What is needed: Go through the records below and write each one out again unchanged.

Exercise materials:
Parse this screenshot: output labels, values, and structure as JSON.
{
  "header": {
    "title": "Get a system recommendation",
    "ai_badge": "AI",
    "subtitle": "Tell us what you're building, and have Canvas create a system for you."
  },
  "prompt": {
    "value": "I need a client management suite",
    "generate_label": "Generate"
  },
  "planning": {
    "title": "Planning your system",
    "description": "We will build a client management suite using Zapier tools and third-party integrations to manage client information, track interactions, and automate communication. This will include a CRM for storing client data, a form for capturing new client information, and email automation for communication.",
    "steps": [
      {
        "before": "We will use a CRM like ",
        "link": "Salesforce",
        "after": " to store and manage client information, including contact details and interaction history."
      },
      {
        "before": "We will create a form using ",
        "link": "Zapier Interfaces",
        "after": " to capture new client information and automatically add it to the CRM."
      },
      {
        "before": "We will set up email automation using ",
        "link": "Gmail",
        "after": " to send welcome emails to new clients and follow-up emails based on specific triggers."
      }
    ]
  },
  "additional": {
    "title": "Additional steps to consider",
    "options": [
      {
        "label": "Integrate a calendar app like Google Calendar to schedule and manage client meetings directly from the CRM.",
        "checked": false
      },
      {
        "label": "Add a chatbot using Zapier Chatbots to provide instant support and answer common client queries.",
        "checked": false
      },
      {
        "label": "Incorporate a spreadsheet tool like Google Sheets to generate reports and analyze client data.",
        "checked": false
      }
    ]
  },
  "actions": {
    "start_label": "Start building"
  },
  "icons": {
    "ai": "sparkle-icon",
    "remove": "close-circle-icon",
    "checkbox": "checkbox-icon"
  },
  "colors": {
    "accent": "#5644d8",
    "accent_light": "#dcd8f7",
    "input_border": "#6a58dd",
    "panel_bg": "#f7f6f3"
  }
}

Finished exercise:
Parse this screenshot: output labels, values, and structure as JSON.
{
  "header": {
    "title": "Get a system recommendation",
    "ai_badge": "AI",
    "subtitle": "Tell us what you're building, and have Canvas create a system for you."
  },
  "prompt": {
    "value": "I need a client management suite",
    "generate_label": "Generate"
  },
  "planning": {
    "title": "Planning your system",
    "description": "We will build a client management suite using Zapier tools and third-party integrations to manage client information, track interactions, and automate communication. This will include a CRM for storing client data, a form for capturing new client information, and email automation for communication.",
    "steps": [
      {
        "before": "We will use a CRM like ",
        "link": "Salesforce",
        "after": " to store and manage client information, including contact details and interaction history."
      },
      {
        "before": "We will create a form using ",
        "link": "Zapier Interfaces",
        "after": " to capture new client information and automatically add it to the CRM."
      },
      {
        "before": "We will set up email automation using ",
        "link": "Gmail",
        "after": " to send welcome emails to new clients and follow-up emails based on specific triggers."
      }
    ]
  },
  "additional": {
    "title": "Additional steps to consider",
    "options": [
      {
        "label": "Integrate a calendar app like Google Calendar to schedule and manage client meetings directly from the CRM.",
        "checked": false
      },
      {
        "label": "Add a chatbot using Zapier Chatbots to provide instant support and answer common client queries.",
        "checked": false
      },
      {
        "label": "Incorporate a spreadsheet tool like Google Sheets to generate reports and analyze client data.",
        "checked": false
      }
    ]
  },
  "actions": {
    "start_label": "Start building"
  },
  "icons": {
    "ai": "sparkle-icon",
    "remove": "close-circle-icon",
    "checkbox": "checkbox-icon"
  },
  "colors": {
    "accent": "#5644d8",
    "accent_light": "#dcd8f7",
    "input_border": "#6a58dd",
    "panel_bg": "#f7f6f3"
  }
}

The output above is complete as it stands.